- **Dataset extract**:
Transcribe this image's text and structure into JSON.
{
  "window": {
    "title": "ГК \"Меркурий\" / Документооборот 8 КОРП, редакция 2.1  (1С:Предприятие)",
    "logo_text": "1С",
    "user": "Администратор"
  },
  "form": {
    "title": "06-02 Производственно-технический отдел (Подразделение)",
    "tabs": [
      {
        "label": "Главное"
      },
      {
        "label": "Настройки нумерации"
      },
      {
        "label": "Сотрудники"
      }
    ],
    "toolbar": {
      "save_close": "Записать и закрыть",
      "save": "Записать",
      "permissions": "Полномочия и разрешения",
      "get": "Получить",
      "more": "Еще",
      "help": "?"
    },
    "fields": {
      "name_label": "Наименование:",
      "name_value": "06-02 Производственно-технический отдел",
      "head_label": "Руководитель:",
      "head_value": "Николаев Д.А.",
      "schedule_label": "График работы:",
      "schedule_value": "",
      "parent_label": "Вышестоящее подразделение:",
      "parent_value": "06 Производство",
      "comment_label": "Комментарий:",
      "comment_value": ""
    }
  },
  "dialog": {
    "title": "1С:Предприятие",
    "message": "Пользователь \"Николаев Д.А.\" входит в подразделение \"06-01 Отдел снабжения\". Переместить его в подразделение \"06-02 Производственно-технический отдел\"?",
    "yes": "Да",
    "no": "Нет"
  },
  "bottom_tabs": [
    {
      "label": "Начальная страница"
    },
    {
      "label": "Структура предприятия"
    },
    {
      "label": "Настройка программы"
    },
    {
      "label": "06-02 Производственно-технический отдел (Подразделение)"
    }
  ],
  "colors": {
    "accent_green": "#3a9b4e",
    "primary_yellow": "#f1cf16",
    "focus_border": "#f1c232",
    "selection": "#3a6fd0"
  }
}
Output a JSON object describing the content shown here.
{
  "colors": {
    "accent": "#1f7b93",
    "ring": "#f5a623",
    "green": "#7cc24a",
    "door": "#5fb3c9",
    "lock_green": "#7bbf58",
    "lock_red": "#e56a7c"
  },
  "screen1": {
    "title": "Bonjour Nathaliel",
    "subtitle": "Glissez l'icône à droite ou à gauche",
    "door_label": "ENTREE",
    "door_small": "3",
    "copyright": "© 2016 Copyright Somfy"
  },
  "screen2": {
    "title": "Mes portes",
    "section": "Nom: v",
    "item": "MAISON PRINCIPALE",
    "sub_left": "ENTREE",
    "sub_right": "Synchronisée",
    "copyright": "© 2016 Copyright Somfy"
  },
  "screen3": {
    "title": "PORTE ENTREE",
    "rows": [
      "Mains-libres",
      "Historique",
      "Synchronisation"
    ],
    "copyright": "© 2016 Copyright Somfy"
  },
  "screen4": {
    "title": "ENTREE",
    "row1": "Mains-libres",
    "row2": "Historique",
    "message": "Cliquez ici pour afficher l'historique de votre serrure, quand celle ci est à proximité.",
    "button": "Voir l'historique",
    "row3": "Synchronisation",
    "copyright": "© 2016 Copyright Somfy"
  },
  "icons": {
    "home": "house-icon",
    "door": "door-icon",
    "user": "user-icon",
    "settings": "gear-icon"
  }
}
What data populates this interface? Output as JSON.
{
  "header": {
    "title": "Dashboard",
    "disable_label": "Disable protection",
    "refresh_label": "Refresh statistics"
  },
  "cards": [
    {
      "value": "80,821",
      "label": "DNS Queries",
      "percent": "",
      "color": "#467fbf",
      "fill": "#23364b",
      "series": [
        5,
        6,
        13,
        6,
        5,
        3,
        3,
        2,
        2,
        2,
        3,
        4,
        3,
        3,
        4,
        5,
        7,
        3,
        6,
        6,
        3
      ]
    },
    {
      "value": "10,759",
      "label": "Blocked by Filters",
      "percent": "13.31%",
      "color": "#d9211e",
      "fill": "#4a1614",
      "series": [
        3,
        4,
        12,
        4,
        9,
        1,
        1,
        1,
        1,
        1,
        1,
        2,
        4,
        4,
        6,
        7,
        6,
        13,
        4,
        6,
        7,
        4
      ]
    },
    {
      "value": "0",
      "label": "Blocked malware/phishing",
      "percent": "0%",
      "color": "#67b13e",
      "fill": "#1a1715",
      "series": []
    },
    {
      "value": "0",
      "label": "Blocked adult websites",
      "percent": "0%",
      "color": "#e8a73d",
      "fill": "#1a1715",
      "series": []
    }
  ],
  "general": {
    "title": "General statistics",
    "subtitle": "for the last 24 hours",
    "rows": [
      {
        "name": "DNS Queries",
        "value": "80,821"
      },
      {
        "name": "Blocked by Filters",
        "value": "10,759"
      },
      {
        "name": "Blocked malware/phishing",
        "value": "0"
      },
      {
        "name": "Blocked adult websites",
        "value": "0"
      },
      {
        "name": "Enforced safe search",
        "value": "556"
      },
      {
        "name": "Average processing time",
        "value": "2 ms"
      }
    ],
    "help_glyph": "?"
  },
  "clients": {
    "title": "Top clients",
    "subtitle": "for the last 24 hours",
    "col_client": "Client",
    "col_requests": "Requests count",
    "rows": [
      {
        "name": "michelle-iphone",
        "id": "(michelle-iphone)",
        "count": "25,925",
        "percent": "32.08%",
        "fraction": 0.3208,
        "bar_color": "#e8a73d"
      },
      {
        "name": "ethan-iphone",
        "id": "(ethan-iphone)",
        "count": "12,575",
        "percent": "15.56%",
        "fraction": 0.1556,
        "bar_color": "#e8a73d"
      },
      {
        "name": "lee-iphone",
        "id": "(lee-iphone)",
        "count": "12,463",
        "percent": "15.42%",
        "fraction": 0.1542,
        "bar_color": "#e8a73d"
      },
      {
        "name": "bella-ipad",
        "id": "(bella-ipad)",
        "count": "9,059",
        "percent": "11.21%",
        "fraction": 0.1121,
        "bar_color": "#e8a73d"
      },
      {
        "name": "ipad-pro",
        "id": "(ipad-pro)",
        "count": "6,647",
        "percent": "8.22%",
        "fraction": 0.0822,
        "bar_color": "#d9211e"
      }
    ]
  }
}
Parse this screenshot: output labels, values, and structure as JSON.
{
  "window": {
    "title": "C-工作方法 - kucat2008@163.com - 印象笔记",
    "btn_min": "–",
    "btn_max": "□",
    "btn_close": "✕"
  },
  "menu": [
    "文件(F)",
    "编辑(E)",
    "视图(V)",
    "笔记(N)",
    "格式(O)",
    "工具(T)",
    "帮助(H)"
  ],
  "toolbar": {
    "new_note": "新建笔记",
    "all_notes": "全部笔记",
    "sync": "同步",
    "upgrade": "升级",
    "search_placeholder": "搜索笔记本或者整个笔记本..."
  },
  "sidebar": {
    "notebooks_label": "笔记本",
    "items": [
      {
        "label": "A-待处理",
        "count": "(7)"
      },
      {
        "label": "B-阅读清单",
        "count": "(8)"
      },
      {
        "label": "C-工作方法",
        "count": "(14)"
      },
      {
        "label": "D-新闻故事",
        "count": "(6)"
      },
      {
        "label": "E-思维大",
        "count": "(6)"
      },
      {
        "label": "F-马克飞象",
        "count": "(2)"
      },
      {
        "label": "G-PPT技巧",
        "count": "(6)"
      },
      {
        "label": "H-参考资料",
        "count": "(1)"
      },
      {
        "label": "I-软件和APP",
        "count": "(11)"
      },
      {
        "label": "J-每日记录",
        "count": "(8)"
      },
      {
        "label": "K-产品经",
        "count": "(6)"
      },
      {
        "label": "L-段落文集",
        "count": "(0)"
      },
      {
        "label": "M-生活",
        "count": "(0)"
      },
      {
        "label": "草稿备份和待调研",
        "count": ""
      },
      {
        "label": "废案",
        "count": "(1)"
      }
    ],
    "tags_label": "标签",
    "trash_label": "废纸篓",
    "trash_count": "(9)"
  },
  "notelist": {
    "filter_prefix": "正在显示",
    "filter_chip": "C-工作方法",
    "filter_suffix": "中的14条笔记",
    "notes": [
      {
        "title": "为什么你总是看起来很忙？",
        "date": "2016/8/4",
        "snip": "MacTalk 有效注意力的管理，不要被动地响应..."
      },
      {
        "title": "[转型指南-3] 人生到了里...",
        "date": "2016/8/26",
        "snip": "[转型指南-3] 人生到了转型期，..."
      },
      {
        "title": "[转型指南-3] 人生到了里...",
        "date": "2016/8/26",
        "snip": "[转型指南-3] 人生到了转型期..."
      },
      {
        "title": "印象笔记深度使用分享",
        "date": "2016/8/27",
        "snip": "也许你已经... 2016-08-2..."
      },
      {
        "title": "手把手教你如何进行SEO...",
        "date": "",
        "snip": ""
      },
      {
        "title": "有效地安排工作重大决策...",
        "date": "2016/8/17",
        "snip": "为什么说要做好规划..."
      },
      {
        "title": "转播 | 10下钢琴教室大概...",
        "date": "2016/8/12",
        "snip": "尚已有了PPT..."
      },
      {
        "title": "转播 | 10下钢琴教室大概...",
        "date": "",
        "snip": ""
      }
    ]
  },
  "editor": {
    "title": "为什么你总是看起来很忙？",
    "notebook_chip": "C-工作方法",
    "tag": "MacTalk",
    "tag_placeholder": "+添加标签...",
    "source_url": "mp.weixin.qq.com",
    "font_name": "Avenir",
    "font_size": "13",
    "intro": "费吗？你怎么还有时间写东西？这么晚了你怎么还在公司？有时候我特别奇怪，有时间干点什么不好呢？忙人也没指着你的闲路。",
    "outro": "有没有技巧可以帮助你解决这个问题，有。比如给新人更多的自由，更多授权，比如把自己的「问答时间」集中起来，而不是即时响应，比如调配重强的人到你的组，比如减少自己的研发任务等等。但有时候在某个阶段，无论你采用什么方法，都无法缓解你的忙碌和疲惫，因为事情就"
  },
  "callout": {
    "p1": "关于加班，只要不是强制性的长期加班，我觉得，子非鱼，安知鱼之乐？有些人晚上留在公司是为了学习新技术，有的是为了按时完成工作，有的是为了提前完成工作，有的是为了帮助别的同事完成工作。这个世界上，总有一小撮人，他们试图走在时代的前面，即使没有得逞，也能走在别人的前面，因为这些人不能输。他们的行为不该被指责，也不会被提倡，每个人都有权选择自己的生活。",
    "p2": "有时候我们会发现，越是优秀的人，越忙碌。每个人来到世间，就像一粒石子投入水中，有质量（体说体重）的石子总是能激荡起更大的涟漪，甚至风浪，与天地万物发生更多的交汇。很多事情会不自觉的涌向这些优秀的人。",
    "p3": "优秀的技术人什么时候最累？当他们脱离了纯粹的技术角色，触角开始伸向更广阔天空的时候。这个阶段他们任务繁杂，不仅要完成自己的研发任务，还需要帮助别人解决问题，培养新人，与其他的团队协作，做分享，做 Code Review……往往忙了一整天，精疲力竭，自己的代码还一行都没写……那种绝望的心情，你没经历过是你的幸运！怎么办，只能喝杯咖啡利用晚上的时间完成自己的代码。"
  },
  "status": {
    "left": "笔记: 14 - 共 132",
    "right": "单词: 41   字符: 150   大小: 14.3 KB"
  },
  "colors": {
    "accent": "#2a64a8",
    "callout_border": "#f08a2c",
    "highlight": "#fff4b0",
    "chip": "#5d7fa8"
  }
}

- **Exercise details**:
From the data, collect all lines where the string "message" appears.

- **Solution**:
    "message": "Пользователь \"Николаев Д.А.\" входит в подразделение \"06-01 Отдел снабжения\". Переместить его в подразделение \"06-02 Производственно-технический отдел\"?",
    "message": "Cliquez ici pour afficher l'historique de votre serrure, quand celle ci est à proximité.",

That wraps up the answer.